Your goal :: Reproduce each line of the entries that carries "label".

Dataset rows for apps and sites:
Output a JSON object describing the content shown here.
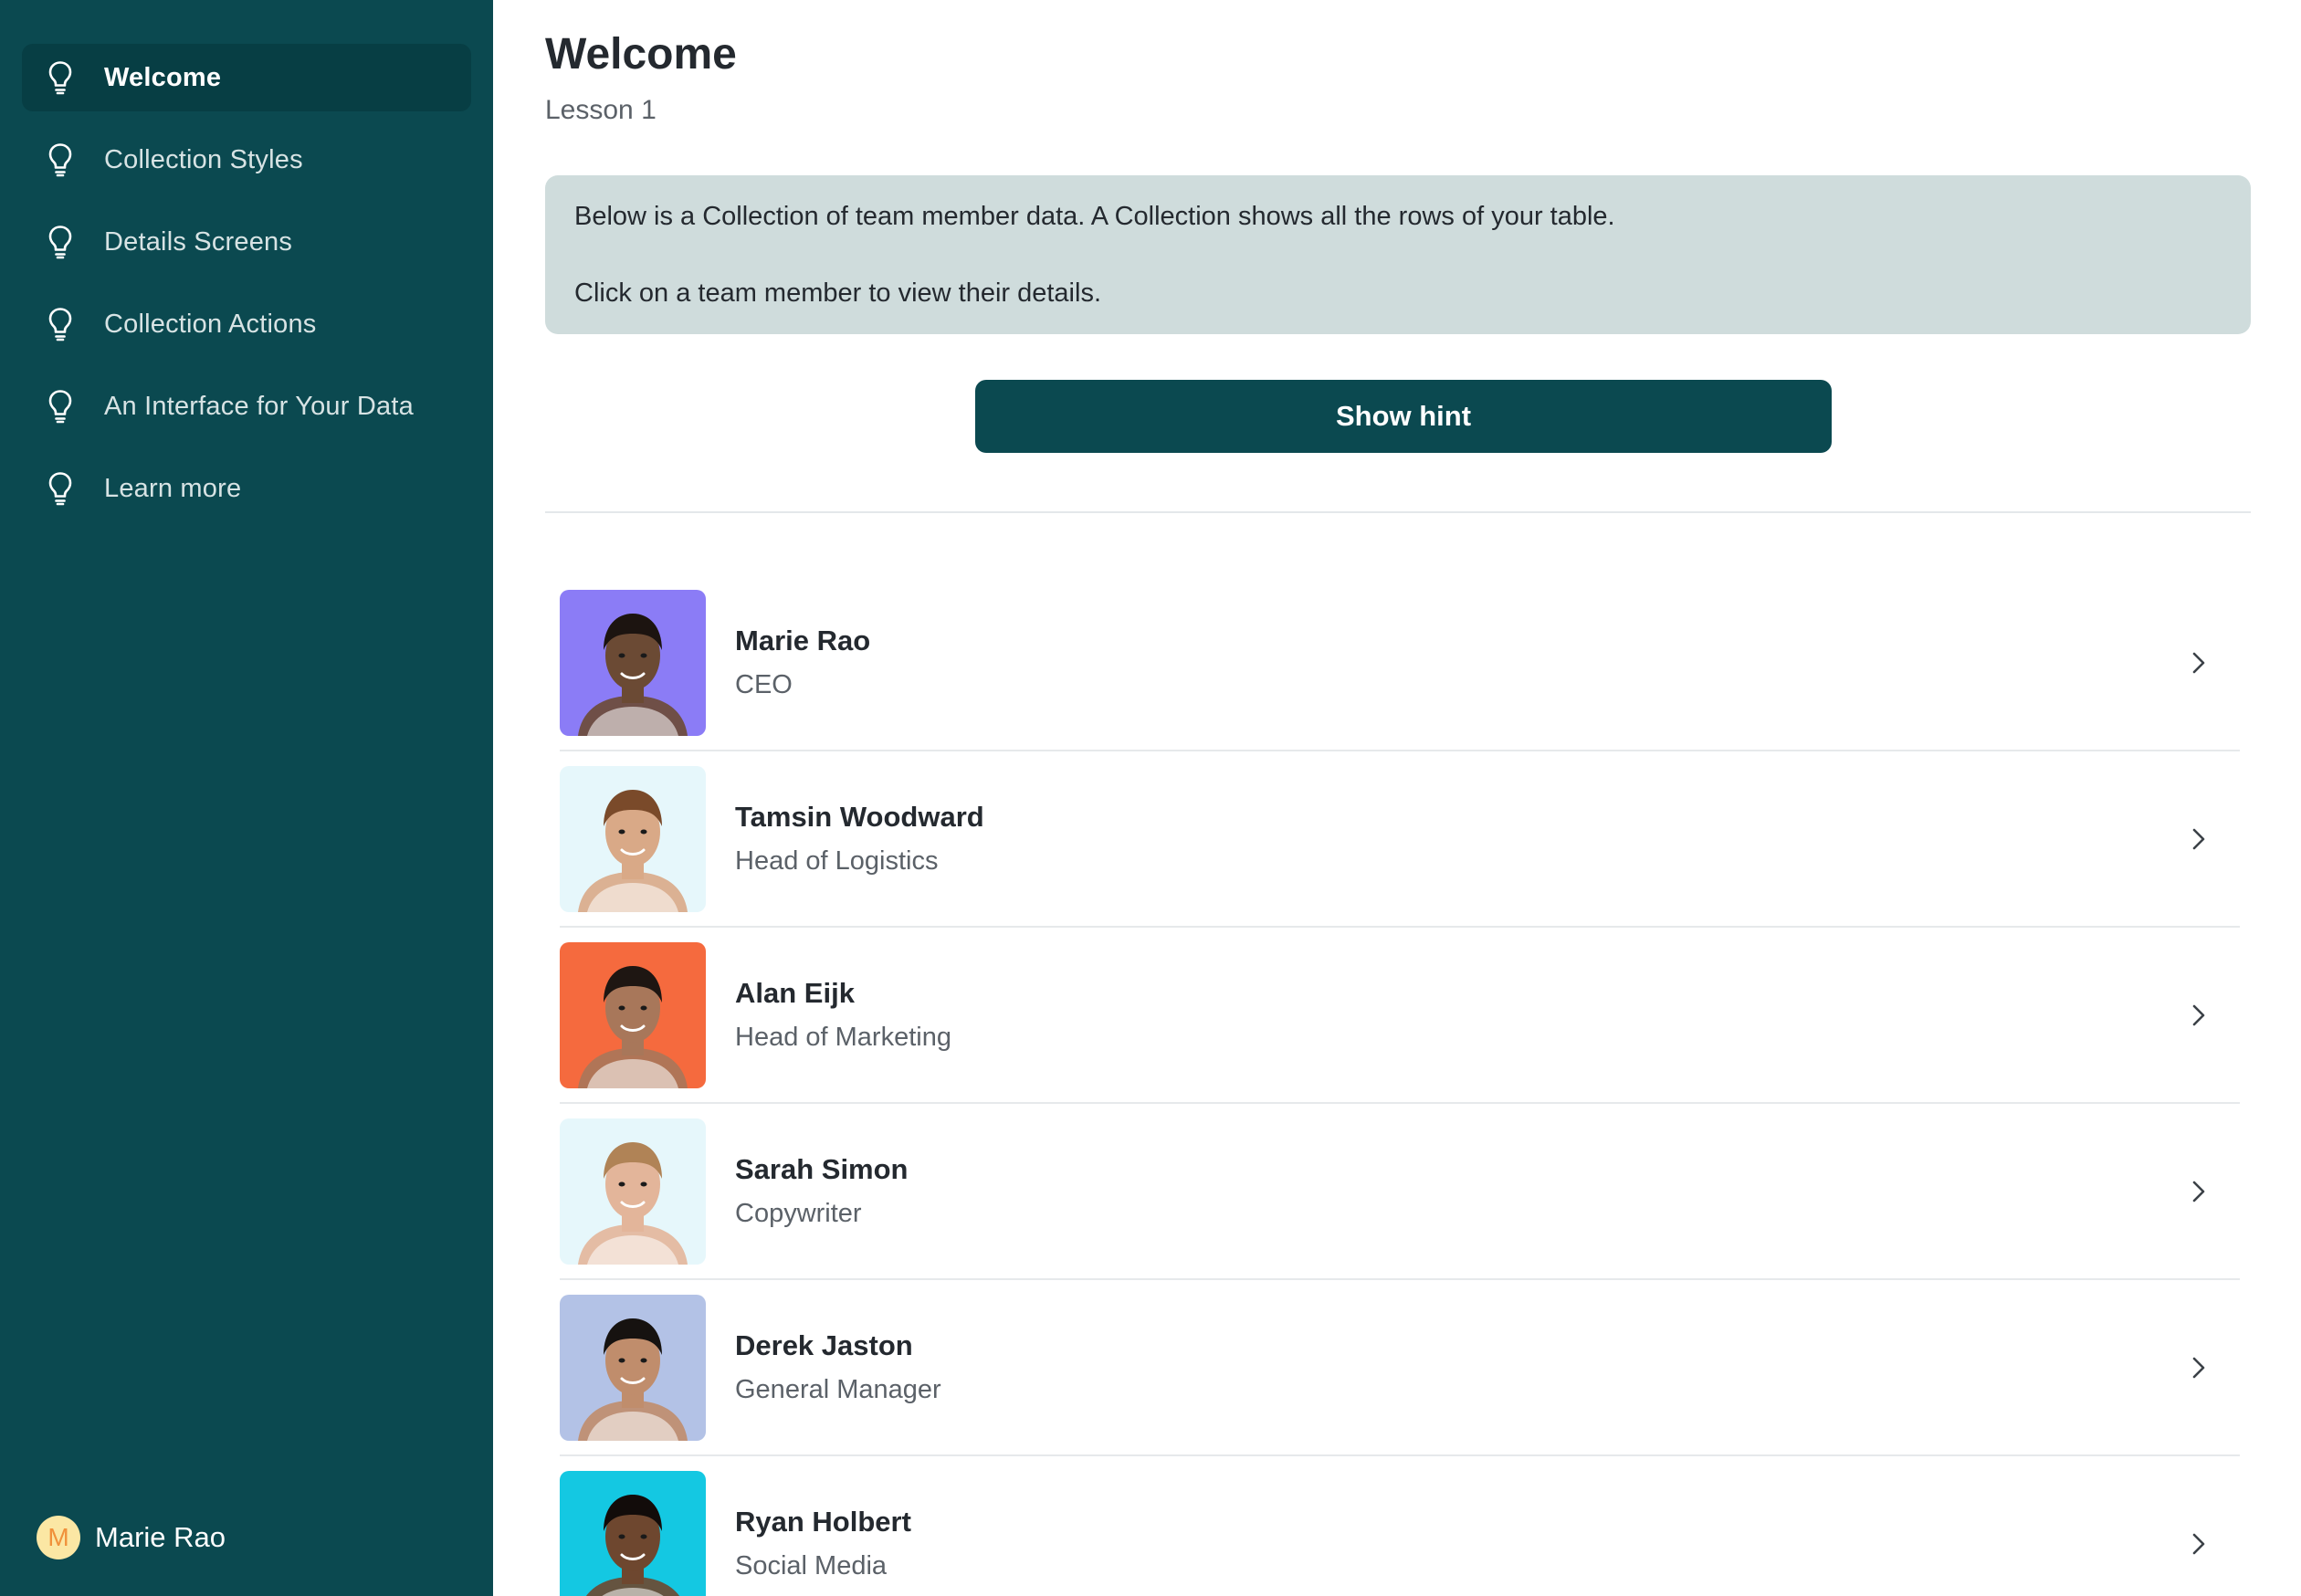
{
  "sidebar": {
    "items": [
      {
        "label": "Welcome",
        "icon": "lightbulb-icon",
        "active": true
      },
      {
        "label": "Collection Styles",
        "icon": "lightbulb-icon"
      },
      {
        "label": "Details Screens",
        "icon": "lightbulb-icon"
      },
      {
        "label": "Collection Actions",
        "icon": "lightbulb-icon"
      },
      {
        "label": "An Interface for Your Data",
        "icon": "lightbulb-icon"
      },
      {
        "label": "Learn more",
        "icon": "lightbulb-icon"
      }
    ],
    "user": {
      "initial": "M",
      "name": "Marie Rao"
    }
  },
  "main": {
    "title": "Welcome",
    "subtitle": "Lesson 1",
    "info": {
      "line1": "Below is a Collection of team member data. A Collection shows all the rows of your table.",
      "line2": "Click on a team member to view their details."
    },
    "hint_button": "Show hint",
    "members": [
      {
        "name": "Marie Rao",
        "role": "CEO",
        "bg": "#8b7cf6",
        "skin": "#6b4a34",
        "hair": "#1c1410"
      },
      {
        "name": "Tamsin Woodward",
        "role": "Head of Logistics",
        "bg": "#e6f7fb",
        "skin": "#d9a987",
        "hair": "#7a4a2a"
      },
      {
        "name": "Alan Eijk",
        "role": "Head of Marketing",
        "bg": "#f56a3e",
        "skin": "#a8775a",
        "hair": "#1e1612"
      },
      {
        "name": "Sarah Simon",
        "role": "Copywriter",
        "bg": "#e6f7fb",
        "skin": "#e3b59a",
        "hair": "#b08356"
      },
      {
        "name": "Derek Jaston",
        "role": "General Manager",
        "bg": "#b3c2e6",
        "skin": "#c08d6c",
        "hair": "#161210"
      },
      {
        "name": "Ryan Holbert",
        "role": "Social Media",
        "bg": "#14c8e2",
        "skin": "#6e472f",
        "hair": "#120c0a"
      }
    ]
  },
  "colors": {
    "sidebar": "#0b4950",
    "accent": "#0b4950",
    "info_bg": "#cfdcdc"
  }
}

Finished exercise ::
        "label": "Welcome",
        "label": "Collection Styles",
        "label": "Details Screens",
        "label": "Collection Actions",
        "label": "An Interface for Your Data",
        "label": "Learn more",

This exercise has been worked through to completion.